“Glass Half Full”: Yangon’s new community arts space
ANEWLY formed The Smiths cover band Poe Het (“cockroach” in English) is having their debut gig at grandma’s house. In an old apartment complex – access to which was given to one of the organisers by her grandmother – Yangon residents Khin CM Maung, Mandy Moe Pwint Tu and Paul Chan have transformed a two-storey home into an intimate and informal community centre complete with a lending library, a community board, floor pillows and a small stage.
This week Poe Het, along with slam poet Than Toe Aung, musicians Lin Htet Paing and Marilynn Lynn, beat boxer Si Phyo Min, and more will perform at the opening night of Glass Half Full.
Just north of the Yaw Min Gyi cafés and boutique stores, the apartment located at 50 Bo Yar Nyunt Road will showcase Yangon’s diverse and young talent at this new art and community space.
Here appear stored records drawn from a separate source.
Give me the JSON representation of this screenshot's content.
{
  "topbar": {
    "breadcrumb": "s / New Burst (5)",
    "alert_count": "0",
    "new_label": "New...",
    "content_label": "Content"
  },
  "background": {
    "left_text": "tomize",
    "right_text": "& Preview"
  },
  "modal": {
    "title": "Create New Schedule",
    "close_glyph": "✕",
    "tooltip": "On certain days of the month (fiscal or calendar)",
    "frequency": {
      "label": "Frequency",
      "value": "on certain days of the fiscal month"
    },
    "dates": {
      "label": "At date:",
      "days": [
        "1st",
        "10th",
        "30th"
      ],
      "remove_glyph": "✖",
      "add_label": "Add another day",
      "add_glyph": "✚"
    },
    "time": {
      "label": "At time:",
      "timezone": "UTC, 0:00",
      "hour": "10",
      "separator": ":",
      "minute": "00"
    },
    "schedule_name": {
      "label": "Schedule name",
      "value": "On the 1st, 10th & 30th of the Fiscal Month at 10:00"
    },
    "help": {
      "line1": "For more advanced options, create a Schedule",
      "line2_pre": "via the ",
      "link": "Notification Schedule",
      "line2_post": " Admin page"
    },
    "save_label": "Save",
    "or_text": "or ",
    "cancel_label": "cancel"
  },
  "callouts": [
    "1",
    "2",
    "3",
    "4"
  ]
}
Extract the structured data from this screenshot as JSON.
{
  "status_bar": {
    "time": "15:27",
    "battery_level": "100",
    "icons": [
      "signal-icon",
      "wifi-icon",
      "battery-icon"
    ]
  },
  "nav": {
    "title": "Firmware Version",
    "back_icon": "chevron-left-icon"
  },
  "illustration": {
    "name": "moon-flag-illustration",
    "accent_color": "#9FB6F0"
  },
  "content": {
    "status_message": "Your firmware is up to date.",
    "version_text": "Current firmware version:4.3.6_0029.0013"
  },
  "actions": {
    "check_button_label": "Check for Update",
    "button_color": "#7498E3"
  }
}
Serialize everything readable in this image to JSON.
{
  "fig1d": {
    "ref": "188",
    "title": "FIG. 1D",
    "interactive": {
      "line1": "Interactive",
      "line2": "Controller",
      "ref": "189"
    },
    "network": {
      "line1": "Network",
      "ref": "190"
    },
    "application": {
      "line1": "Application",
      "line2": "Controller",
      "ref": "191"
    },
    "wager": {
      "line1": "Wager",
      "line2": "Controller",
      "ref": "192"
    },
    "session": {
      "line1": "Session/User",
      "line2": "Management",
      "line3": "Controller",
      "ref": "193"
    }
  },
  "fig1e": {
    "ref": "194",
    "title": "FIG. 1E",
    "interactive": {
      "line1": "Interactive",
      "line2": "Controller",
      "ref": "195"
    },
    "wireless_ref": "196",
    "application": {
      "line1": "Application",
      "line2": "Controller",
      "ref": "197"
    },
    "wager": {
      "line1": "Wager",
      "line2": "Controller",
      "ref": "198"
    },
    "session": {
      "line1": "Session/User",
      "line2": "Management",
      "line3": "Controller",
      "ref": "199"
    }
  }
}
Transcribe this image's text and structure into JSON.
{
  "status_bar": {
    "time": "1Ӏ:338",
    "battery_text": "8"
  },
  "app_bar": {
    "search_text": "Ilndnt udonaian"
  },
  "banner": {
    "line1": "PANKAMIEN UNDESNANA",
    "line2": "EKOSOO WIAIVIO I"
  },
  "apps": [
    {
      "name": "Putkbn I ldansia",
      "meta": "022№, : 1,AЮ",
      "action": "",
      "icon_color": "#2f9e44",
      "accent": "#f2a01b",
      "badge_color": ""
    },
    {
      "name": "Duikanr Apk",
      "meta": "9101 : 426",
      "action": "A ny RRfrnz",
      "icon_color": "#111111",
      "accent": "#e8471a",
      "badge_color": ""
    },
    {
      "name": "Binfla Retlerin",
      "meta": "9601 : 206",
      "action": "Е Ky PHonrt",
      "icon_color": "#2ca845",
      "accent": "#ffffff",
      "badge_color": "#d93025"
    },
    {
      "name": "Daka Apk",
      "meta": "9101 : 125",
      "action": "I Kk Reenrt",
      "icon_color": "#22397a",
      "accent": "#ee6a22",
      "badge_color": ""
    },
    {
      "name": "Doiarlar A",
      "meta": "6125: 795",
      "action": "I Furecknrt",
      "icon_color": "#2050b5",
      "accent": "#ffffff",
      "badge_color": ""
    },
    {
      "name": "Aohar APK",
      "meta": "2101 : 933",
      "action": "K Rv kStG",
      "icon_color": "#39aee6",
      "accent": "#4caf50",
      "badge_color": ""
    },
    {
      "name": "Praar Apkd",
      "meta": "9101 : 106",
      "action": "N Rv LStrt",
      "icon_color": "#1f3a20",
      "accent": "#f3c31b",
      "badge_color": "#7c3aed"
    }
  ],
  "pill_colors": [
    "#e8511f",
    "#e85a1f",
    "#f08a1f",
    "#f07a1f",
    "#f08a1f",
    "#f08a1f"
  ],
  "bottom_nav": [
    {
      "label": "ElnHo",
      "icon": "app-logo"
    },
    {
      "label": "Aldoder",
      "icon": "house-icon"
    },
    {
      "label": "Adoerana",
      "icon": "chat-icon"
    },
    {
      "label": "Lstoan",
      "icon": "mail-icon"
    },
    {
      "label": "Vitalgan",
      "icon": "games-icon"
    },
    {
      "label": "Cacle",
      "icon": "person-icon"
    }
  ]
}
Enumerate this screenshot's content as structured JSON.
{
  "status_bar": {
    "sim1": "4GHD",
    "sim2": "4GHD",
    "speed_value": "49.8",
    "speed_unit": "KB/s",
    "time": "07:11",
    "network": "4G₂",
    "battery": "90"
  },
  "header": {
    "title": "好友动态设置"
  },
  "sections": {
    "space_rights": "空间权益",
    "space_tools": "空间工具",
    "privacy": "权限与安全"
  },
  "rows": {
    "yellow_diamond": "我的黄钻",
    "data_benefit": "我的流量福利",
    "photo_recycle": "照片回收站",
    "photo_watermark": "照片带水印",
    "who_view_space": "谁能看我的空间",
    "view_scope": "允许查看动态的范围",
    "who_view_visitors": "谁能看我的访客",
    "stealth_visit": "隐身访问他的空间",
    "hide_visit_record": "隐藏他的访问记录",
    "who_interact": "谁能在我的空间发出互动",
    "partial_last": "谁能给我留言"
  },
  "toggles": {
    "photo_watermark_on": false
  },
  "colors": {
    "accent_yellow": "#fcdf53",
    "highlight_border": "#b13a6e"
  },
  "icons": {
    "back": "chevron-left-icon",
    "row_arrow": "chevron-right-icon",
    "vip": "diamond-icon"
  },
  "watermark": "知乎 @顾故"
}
The three organisers – who also edit and manage the online Yangon Literary Magazine which will debut print editions this December – are all young writers themselves and hope to make “50”, as they call it, a sharing space for artists and creatives.
“This is kind of a pop-up creative space. We have it until February so we’re trying to get as much out of it as possible,” said 21-year-old Khin CM Maung, a poet and writer who will continue her studies in Australia starting in February.
Unlike other events hosted by Khin CM Maung and her two cohorts – 20-year-old writer Mandy Moe Pwint Tu and 18-year-old Pre College Program senior Paul Chan – the trio hopes to create a space not just for artists but for socially and creatively engaged organisations throughout the city.
“We’re contacting a lot of groups like the Parami Institute which is just starting up. They’re run by young entrepreneurs. Also people from the Myanmar Women’s Self Defense Center … programs like that,” said Khin CM Maung. “If they want to do a fundraiser, they don’t have to go anywhere that’s going to charge them for the space and cut away from their profits.”
“This is more communal in a sense,” said Mandy Moe Pwint Tu, explaining that the events put on at 50 aim to break down the traditional divide between audience member and performer, between organiser and participant. At 50, everyone has something to share.
50’s opening night is just the beginning of what will hopefully become a sustained stream of artistry and workshops. Already, Khin CM Maung and Mandy Moe Pwint Tu envision future events on the horizon including a photography workshop, a queer meet-up called Queer Space, and collaborative workshops with the Yangon Feminist Book Club and the Rangoon Social Studies Club.
While galleries, bars, and parks have all become sites of exhibition and sharing for Yangon’s artists and activists, informal community spaces like 50 – both not-for-profit and intimately housed – are relatively rare.
Glass Half Full is an optimistically titled introduction to the alternative, creative and collaborative possibilities that await Yangon’s younger, underground art and activist scene.
The opening of Glass Half Full will run from 6-9pm on November 5, at No 50 Bo Yar Nyunt Road, Yaw Min Gyi ward, Dagon township